The speakers also described standing and other access to justice techniques in environmental cases, methods for using scientific evidence and expert testimony, as well as remedies, including preliminary or preventative relief, restorative orders and money payments, criminal and civil enforcement penalties, and restorative justice. Finally, they explained effective implementation of these remedies, including securing funding for restoration work.

Participants raised discussion questions over a number of different issues, including how parties can jointly file lawsuits on climate change, and standing for NGOs pursuing challenges to federal rulemaking and enforcement actions. Sharing concerns about climate litigation in China, participants asked webinar speakers how the United States has handled issues such as instances where companies cannot afford damages compensation, and whether allowing entities to file climate lawsuits has resulted in frivolous litigation.

The active participation demonstrated the strong interest of Chinese civil society and government in learning from the United States’ experience in using legal tools to combat climate change. While China is improving its own environmental regulatory systems, there is broad consensus in the country that there are valuable lessons to learn from the United States and other industrialized countries with a longer history of using modern legal, policy, and technological tools to address environmental and climate challenges.

By bringing together national experts on environmental and climate change litigation to speak with the Chinese environmental law community, ELI serves as a bridge between two countries engaged in a rapidly evolving space of climate law and litigation. Many stakeholders from both the United States and China are interested in collaborating on climate policy, often hoping to learn from the other’s experiences. As climate regulation develops in China, ELI will continue to support partnerships between U.S. and Chinese environmental leaders, fostering productive dialogue and knowledge-sharing to strengthen climate policy and litigation in both countries.
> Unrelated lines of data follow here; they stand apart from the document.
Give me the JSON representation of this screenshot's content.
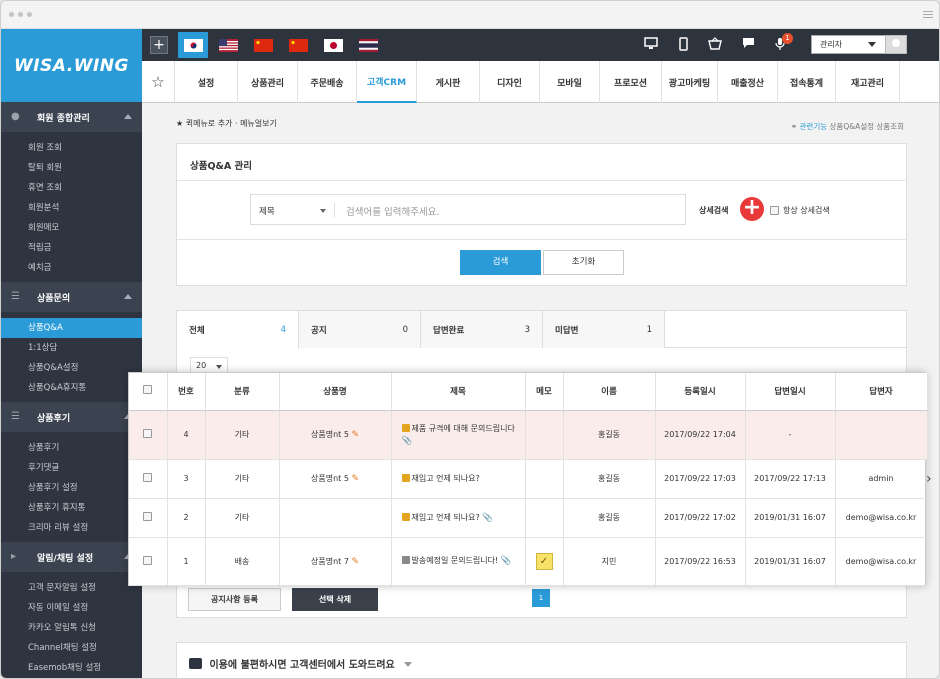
{
  "sidebar": {
    "logo": "WISA.WING",
    "sections": [
      {
        "title": "회원 종합관리",
        "icon": "person-icon",
        "items": [
          "회원 조회",
          "탈퇴 회원",
          "휴면 조회",
          "회원분석",
          "회원메모",
          "적립금",
          "예치금"
        ]
      },
      {
        "title": "상품문의",
        "icon": "list-icon",
        "items": [
          "상품Q&A",
          "1:1상담",
          "상품Q&A설정",
          "상품Q&A휴지통"
        ]
      },
      {
        "title": "상품후기",
        "icon": "checklist-icon",
        "items": [
          "상품후기",
          "후기댓글",
          "상품후기 설정",
          "상품후기 휴지통",
          "크리마 리뷰 설정"
        ]
      },
      {
        "title": "알림/채팅 설정",
        "icon": "megaphone-icon",
        "items": [
          "고객 문자알림 설정",
          "자동 이메일 설정",
          "카카오 알림톡 신청",
          "Channel채팅 설정",
          "Easemob채팅 설정"
        ]
      }
    ],
    "active_item": "상품Q&A"
  },
  "topbar": {
    "flags": [
      "korea-flag",
      "usa-flag",
      "china-flag",
      "china-flag",
      "japan-flag",
      "thailand-flag"
    ],
    "notification_count": "1",
    "user_select": "관리자"
  },
  "nav": {
    "items": [
      "설정",
      "상품관리",
      "주문배송",
      "고객CRM",
      "게시판",
      "디자인",
      "모바일",
      "프로모션",
      "광고마케팅",
      "매출정산",
      "접속통계",
      "재고관리"
    ],
    "active": "고객CRM"
  },
  "breadcrumb": {
    "add_menu": "퀵메뉴로 추가",
    "menu_view": "메뉴얼보기",
    "related_label": "관련기능",
    "related_links": "상품Q&A설정   상품조회"
  },
  "search": {
    "title": "상품Q&A 관리",
    "select_value": "제목",
    "placeholder": "검색어를 입력해주세요.",
    "advanced_label": "상세검색",
    "always_advanced": "항상 상세검색",
    "search_button": "검색",
    "reset_button": "초기화"
  },
  "tabs": [
    {
      "label": "전체",
      "count": "4"
    },
    {
      "label": "공지",
      "count": "0"
    },
    {
      "label": "답변완료",
      "count": "3"
    },
    {
      "label": "미답변",
      "count": "1"
    }
  ],
  "per_page": "20",
  "table": {
    "headers": [
      "번호",
      "분류",
      "상품명",
      "제목",
      "메모",
      "이름",
      "등록일시",
      "답변일시",
      "답변자"
    ],
    "rows": [
      {
        "no": "4",
        "category": "기타",
        "product": "상품명nt 5",
        "title": "제품 규격에 대해 문의드립니다",
        "memo": "",
        "name": "홍길동",
        "registered": "2017/09/22 17:04",
        "answered": "-",
        "answerer": ""
      },
      {
        "no": "3",
        "category": "기타",
        "product": "상품명nt 5",
        "title": "재입고 언제 되나요?",
        "memo": "",
        "name": "홍길동",
        "registered": "2017/09/22 17:03",
        "answered": "2017/09/22 17:13",
        "answerer": "admin"
      },
      {
        "no": "2",
        "category": "기타",
        "product": "",
        "title": "재입고 언제 되나요?",
        "memo": "",
        "name": "홍길동",
        "registered": "2017/09/22 17:02",
        "answered": "2019/01/31 16:07",
        "answerer": "demo@wisa.co.kr"
      },
      {
        "no": "1",
        "category": "배송",
        "product": "상품명nt 7",
        "title": "발송예정일 문의드립니다!",
        "memo": "memo-icon",
        "name": "지민",
        "registered": "2017/09/22 16:53",
        "answered": "2019/01/31 16:07",
        "answerer": "demo@wisa.co.kr"
      }
    ]
  },
  "footer_buttons": {
    "notice_register": "공지사항 등록",
    "delete_selected": "선택 삭제"
  },
  "pagination": {
    "current": "1"
  },
  "help": {
    "text": "이용에 불편하시면 고객센터에서 도와드려요"
  },
  "colors": {
    "accent": "#2b9bd8",
    "sidebar_bg": "#2f3540",
    "highlight_row": "#fbecec"
  }
}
Since the mid-1990s, ELI has worked to improve environmental rule of law, enforcement, and compliance in China in partnership with Chinese NGOs, universities, law firms, businesses, judges and environmental regulators. Learn more at https://www.eli.org/china-program.

All blog posts are the opinion of its author(s) and do not necessarily reflect the views of ELI the organization or its members.